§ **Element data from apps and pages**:
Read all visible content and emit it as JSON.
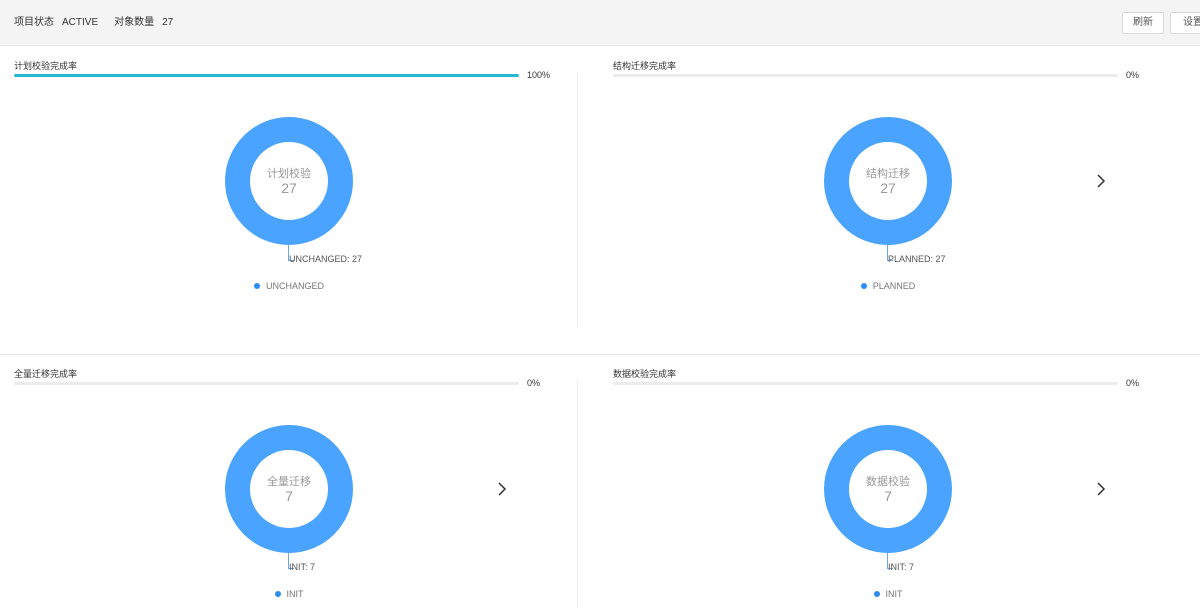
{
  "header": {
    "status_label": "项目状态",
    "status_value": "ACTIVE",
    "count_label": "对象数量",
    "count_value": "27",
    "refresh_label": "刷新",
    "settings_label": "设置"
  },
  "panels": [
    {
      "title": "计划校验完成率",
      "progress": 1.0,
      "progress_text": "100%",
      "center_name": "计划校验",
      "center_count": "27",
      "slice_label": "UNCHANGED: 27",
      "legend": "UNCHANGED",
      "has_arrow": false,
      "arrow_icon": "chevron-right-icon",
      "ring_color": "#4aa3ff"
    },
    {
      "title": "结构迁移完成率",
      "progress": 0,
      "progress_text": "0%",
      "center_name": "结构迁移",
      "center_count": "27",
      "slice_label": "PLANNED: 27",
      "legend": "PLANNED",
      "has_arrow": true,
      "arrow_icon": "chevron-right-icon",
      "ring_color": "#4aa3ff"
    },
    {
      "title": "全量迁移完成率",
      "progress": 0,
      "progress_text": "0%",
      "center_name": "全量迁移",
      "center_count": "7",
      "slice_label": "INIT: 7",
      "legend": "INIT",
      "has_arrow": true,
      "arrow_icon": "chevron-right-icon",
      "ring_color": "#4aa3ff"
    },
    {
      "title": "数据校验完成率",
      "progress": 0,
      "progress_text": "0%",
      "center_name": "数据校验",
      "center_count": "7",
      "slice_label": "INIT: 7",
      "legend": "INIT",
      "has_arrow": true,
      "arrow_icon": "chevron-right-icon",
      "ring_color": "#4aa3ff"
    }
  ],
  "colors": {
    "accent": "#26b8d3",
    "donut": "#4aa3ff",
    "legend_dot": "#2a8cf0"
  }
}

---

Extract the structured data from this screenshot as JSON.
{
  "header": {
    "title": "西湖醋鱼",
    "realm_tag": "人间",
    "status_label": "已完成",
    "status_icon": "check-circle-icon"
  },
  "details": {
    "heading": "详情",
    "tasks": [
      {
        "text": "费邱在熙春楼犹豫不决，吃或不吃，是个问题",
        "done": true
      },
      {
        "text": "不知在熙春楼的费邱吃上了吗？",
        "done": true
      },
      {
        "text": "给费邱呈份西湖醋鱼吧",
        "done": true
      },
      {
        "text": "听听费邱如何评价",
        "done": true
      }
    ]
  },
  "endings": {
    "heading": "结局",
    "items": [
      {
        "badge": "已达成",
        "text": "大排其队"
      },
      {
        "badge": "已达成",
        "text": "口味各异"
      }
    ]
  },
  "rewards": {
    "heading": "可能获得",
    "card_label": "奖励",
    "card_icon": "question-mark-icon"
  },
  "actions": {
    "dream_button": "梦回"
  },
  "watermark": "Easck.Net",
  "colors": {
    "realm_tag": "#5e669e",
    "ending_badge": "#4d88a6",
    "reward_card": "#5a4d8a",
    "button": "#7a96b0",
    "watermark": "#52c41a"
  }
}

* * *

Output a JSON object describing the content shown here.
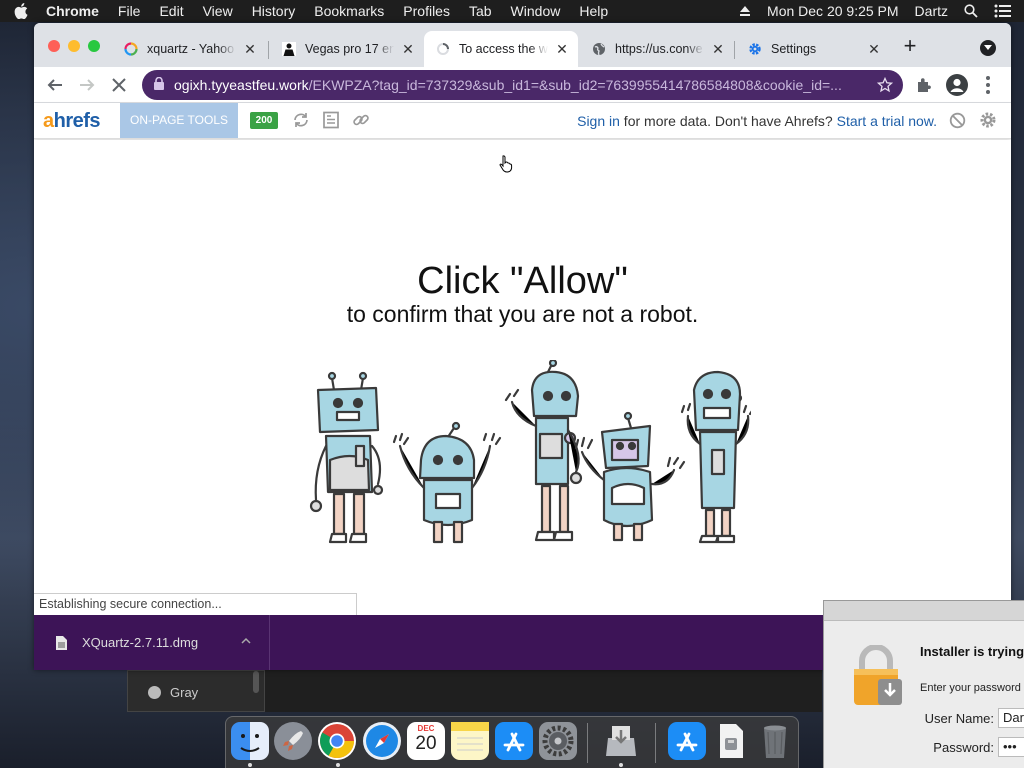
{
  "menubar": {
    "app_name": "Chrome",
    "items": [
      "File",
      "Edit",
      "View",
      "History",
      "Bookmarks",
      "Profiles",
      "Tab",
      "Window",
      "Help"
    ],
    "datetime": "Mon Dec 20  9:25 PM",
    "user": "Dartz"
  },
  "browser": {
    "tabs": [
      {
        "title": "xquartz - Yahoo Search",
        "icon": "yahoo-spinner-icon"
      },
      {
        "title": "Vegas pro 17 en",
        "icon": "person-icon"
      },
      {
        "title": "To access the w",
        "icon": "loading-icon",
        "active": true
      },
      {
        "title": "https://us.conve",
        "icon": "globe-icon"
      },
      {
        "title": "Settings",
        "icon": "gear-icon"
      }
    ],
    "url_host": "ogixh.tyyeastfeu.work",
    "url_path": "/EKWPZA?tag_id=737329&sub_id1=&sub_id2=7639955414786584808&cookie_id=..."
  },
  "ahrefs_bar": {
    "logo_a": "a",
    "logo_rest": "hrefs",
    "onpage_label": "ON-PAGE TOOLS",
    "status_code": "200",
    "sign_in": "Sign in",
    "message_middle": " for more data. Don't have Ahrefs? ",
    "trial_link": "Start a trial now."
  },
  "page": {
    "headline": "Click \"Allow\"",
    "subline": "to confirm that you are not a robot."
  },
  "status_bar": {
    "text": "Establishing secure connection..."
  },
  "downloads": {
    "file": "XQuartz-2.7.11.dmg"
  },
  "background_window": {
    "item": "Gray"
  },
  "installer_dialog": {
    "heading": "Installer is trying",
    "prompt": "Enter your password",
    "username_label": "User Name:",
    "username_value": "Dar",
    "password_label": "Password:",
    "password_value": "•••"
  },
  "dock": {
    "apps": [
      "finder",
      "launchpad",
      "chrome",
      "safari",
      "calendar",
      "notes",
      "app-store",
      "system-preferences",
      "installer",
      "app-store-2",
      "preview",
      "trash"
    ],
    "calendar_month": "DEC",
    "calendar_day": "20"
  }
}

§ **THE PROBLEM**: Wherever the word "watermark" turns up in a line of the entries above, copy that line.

§ **FINISHED EXERCISE**:
  "watermark": "Easck.Net",
    "watermark": "#52c41a"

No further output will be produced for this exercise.